Haiphong has been long viewed as a cradle of the Vietnamese ship building industry over a number of years, the Deputy President said.
“The Vietnamese have made significant progress in building their oceans economy, in particular, the ship building part and their aquaculture.
“Currently, there are six South African students studying Maritime Economic Studies at the Maritime University in Haiphong.
“These students are studying there under scholarships that were granted by the Vietnamese government.
“In my discussions with the Vietnamese Vice President, I asked him about the possibility of Vietnam increasing the basket of courses that are offered within the Maritime discipline and also to increase the number of students who are studying at the Maritime University and the response from the Vietnamese was very positive and our Department of International Relations and Cooperation has already been informed that additional scholarships will be offered to South African students next year,” he said.
The Deputy President also said that what was also important was the fact that the Unisa School of Governance, which accompanied him during his visit to the Socialist Republic of Vietnam on October 4, signed a memorandum of understanding on cooperation with the Ho Chi Minh Political Academy.
He said it was expected that collaboration between the two institutions will further facilitate efforts to secure trading of South African students in Vietnam.
“Our two countries established a partnership forum in 2004 to facilitate cooperation and that cooperation is going extremely well.
“The students that I met in Vietnam are in high spirits. They are learning and we went with them to the ship building docks and they were able with great ease to tell us how ships are built and how they are participating in that ship building process.

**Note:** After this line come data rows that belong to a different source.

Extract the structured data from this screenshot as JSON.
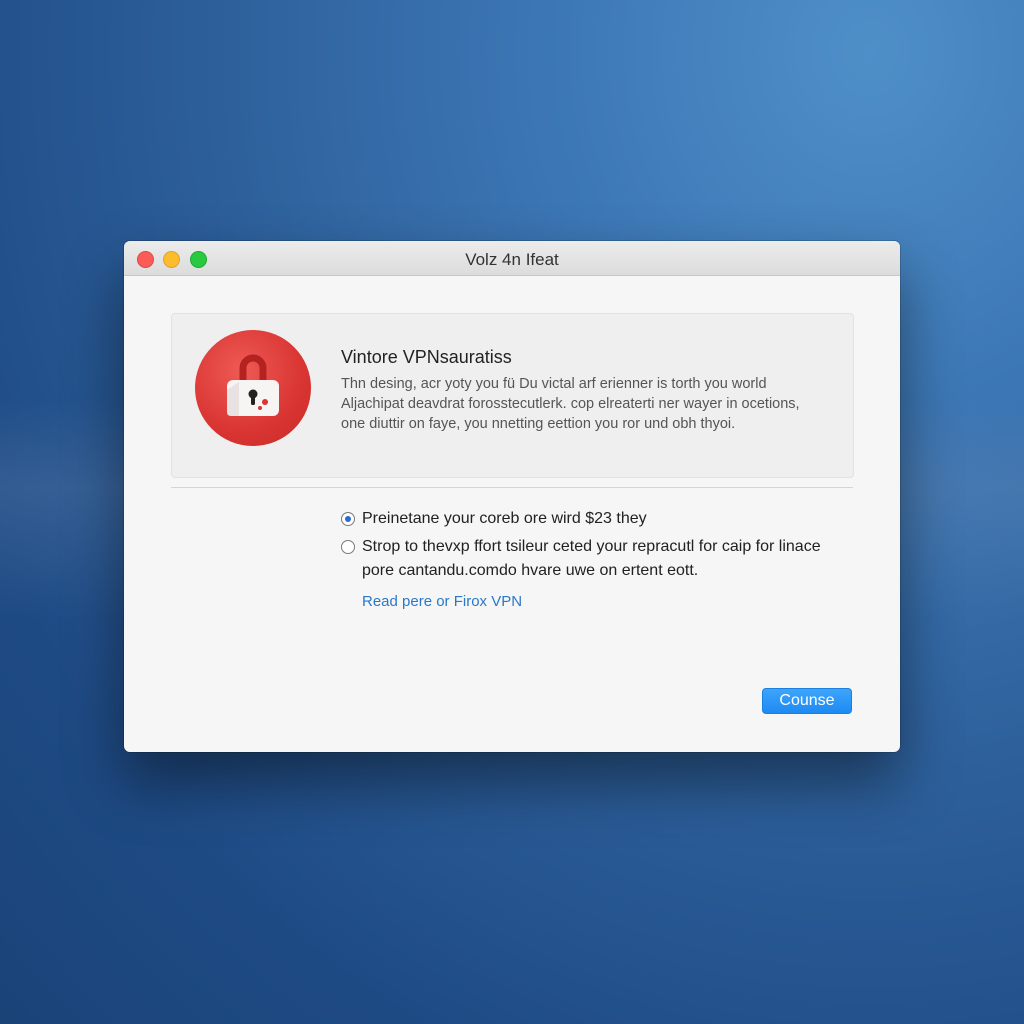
{
  "window": {
    "title": "Volz 4n Ifeat"
  },
  "info": {
    "heading": "Vintore VPNsauratiss",
    "body": "Thn desing, acr yoty you fü Du victal arf erienner is torth you world Aljachipat deavdrat forosstecutlerk. cop elreaterti ner wayer in ocetions, one diuttir on faye, you nnetting eettion you ror und obh thyoi."
  },
  "options": [
    {
      "label": "Preinetane your coreb ore wird $23 they",
      "selected": true
    },
    {
      "label": "Strop to thevxp ffort tsileur ceted your repracutl for caip for linace pore cantandu.comdo hvare uwe on ertent eott.",
      "selected": false
    }
  ],
  "link_label": "Read pere or Firox VPN",
  "primary_button_label": "Counse",
  "colors": {
    "accent": "#1e8af3",
    "icon_red": "#d93532",
    "link": "#2a78c9"
  },
  "icons": {
    "app_icon": "lock-icon"
  }
}
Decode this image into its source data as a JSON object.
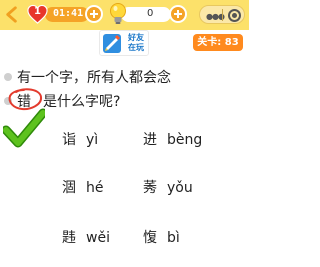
{
  "topbar": {
    "lives": "1",
    "timer": "01:41",
    "hints": "0"
  },
  "share": {
    "line1": "好友",
    "line2": "在玩"
  },
  "level": {
    "text": "关卡: 83"
  },
  "question": {
    "line1": "有一个字，所有人都会念",
    "char": "错",
    "line2": "是什么字呢?"
  },
  "answers": [
    {
      "char": "诣",
      "pinyin": "yì"
    },
    {
      "char": "进",
      "pinyin": "bèng"
    },
    {
      "char": "涸",
      "pinyin": "hé"
    },
    {
      "char": "莠",
      "pinyin": "yǒu"
    },
    {
      "char": "韪",
      "pinyin": "wěi"
    },
    {
      "char": "愎",
      "pinyin": "bì"
    }
  ],
  "colors": {
    "topbar": "#fce16a",
    "accent_orange": "#ff8a1e",
    "heart_red": "#e8362b",
    "check_green": "#5dc21e",
    "circle_red": "#e33b2e"
  }
}
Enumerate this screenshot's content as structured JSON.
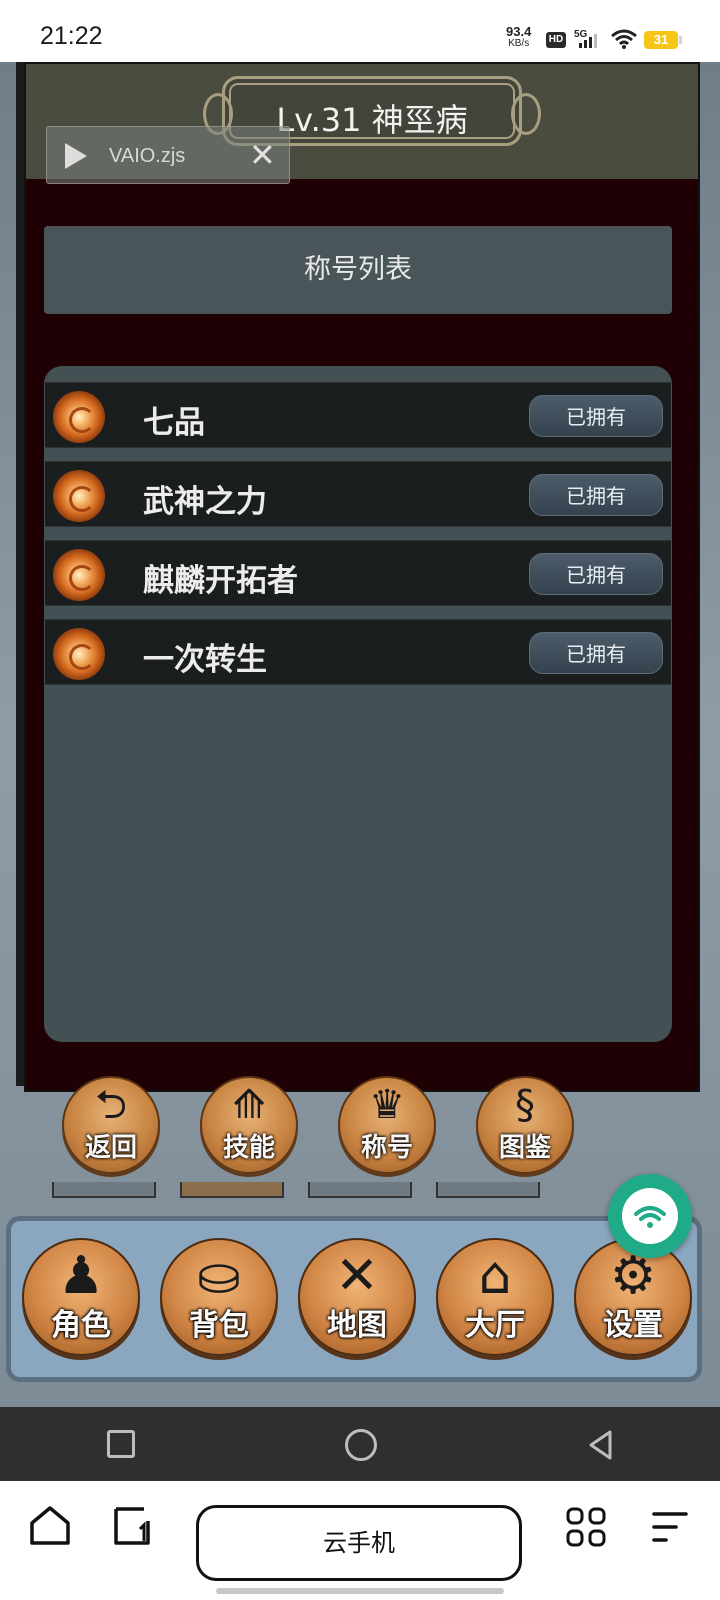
{
  "status_bar": {
    "time": "21:22",
    "net_speed_value": "93.4",
    "net_speed_unit": "KB/s",
    "hd_label": "HD",
    "network_label": "5G",
    "battery": "31"
  },
  "game": {
    "panel_title": "Lv.31 神巠病",
    "recorder": {
      "filename": "VAIO.zjs",
      "close_symbol": "✕"
    },
    "list_title": "称号列表",
    "titles": [
      {
        "name": "七品",
        "status": "已拥有"
      },
      {
        "name": "武神之力",
        "status": "已拥有"
      },
      {
        "name": "麒麟开拓者",
        "status": "已拥有"
      },
      {
        "name": "一次转生",
        "status": "已拥有"
      }
    ],
    "sub_menu": [
      {
        "label": "返回",
        "icon": "back-arrow-icon",
        "glyph": "⮌"
      },
      {
        "label": "技能",
        "icon": "skill-icon",
        "glyph": "⟰"
      },
      {
        "label": "称号",
        "icon": "crown-icon",
        "glyph": "♛"
      },
      {
        "label": "图鉴",
        "icon": "dragon-icon",
        "glyph": "§"
      }
    ],
    "main_menu": [
      {
        "label": "角色",
        "icon": "wizard-icon",
        "glyph": "♟"
      },
      {
        "label": "背包",
        "icon": "bag-icon",
        "glyph": "⛀"
      },
      {
        "label": "地图",
        "icon": "crossed-swords-icon",
        "glyph": "✕"
      },
      {
        "label": "大厅",
        "icon": "house-icon",
        "glyph": "⌂"
      },
      {
        "label": "设置",
        "icon": "gears-icon",
        "glyph": "⚙"
      }
    ]
  },
  "browser": {
    "url_label": "云手机"
  },
  "colors": {
    "panel_bg": "#1f0004",
    "list_bg": "#445154",
    "accent_orange": "#d08545",
    "fab_green": "#1fab88"
  }
}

What convinced me is that the more students we can send there to go and learn about ship building, the more we will be able to boost our own oceans economy,” he said.
Trade between South Africa and the Socialist Republic of Vietnam has grown from about half a billion dollars to one and a half billion dollars ever since the two countries signed bilateral agreements.
While trade is currently in favour of Vietnam, the socialist republic is exporting a lot more goods to South Africa from the manufacturing base, while South Africa is exporting a little less from an agricultural base.
Following his trip to Vietnam, the Deputy President paid a visit to Singapore, which he said was a fruitful trip.
“That is precisely how our [Vietnam] trip went, it was a very positive trip and from there, we also went to Singapore and we were able to see how Singapore has become the leading ports authority country in the world and how they are able to utilise just that aspect of their own economy to generate a lot of economic growth.”